List all the lines in these records that hold "Layout".

___

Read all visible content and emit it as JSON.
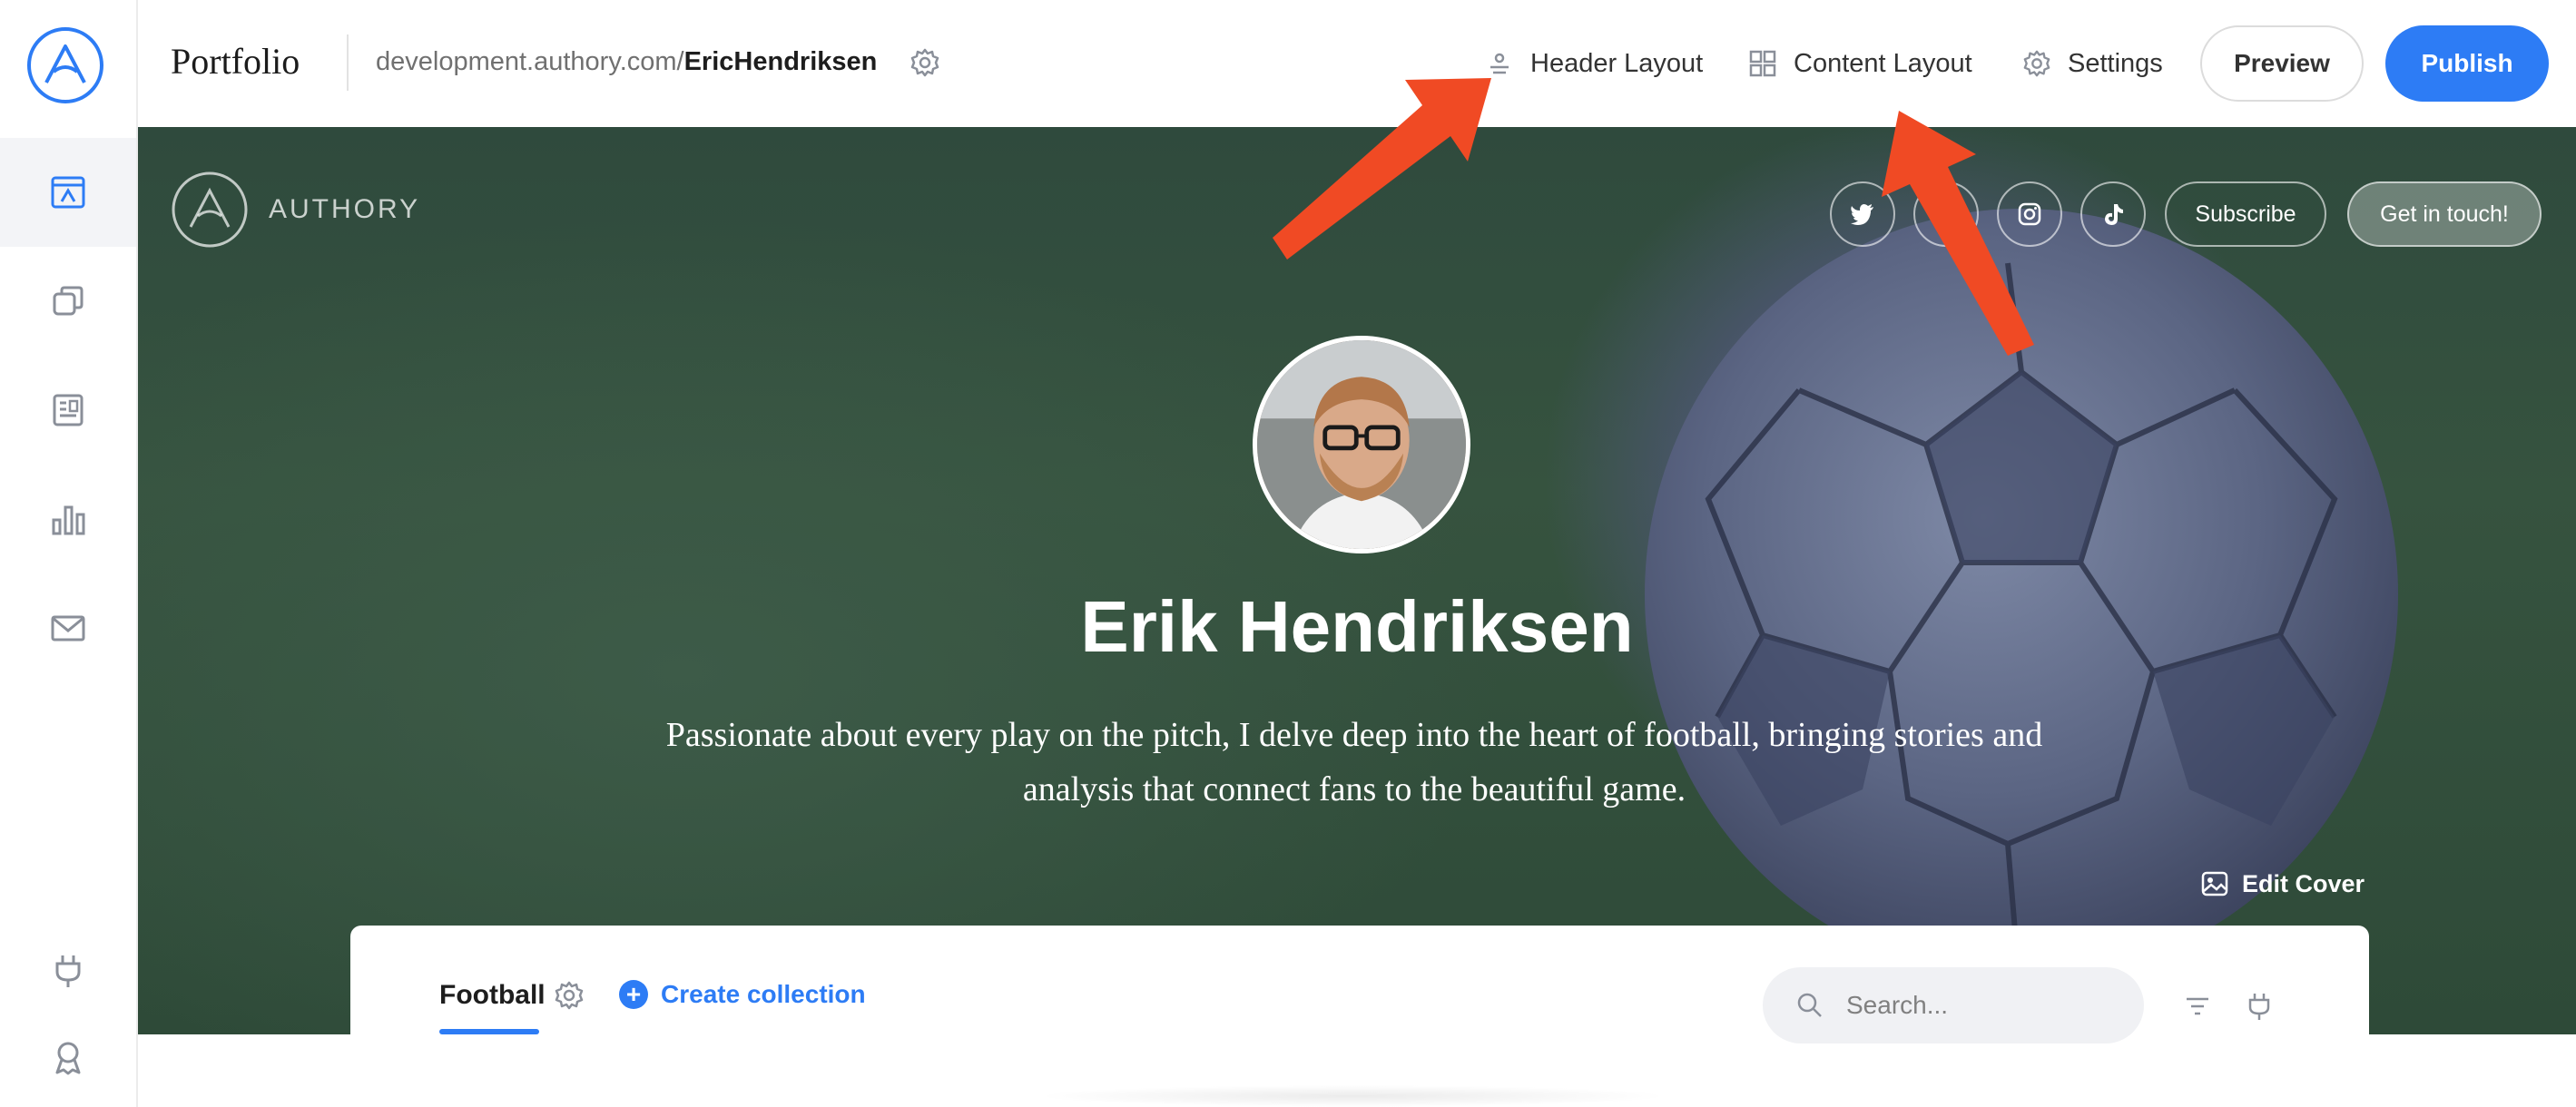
{
  "sidebar": {
    "logo_icon": "authory-logo-icon",
    "items": [
      {
        "icon": "portfolio-icon",
        "active": true
      },
      {
        "icon": "collections-icon",
        "active": false
      },
      {
        "icon": "articles-icon",
        "active": false
      },
      {
        "icon": "analytics-icon",
        "active": false
      },
      {
        "icon": "mail-icon",
        "active": false
      },
      {
        "icon": "plug-icon",
        "active": false
      },
      {
        "icon": "badge-icon",
        "active": false
      }
    ]
  },
  "topbar": {
    "title": "Portfolio",
    "url_prefix": "development.authory.com/",
    "url_user": "EricHendriksen",
    "header_layout": "Header Layout",
    "content_layout": "Content Layout",
    "settings": "Settings",
    "preview": "Preview",
    "publish": "Publish",
    "accent_color": "#2d7cf5"
  },
  "hero": {
    "brand": "AUTHORY",
    "social": [
      "twitter-icon",
      "link-icon",
      "instagram-icon",
      "tiktok-icon"
    ],
    "subscribe": "Subscribe",
    "get_in_touch": "Get in touch!",
    "name": "Erik Hendriksen",
    "bio": "Passionate about every play on the pitch, I delve deep into the heart of football, bringing stories and analysis that connect fans to the beautiful game.",
    "edit_cover": "Edit Cover"
  },
  "content": {
    "tab": "Football",
    "create_collection": "Create collection",
    "search_placeholder": "Search..."
  },
  "annotations": {
    "arrow_color": "#f04a24"
  }
}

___

SOLUTION:
    "header_layout": "Header Layout",
    "content_layout": "Content Layout",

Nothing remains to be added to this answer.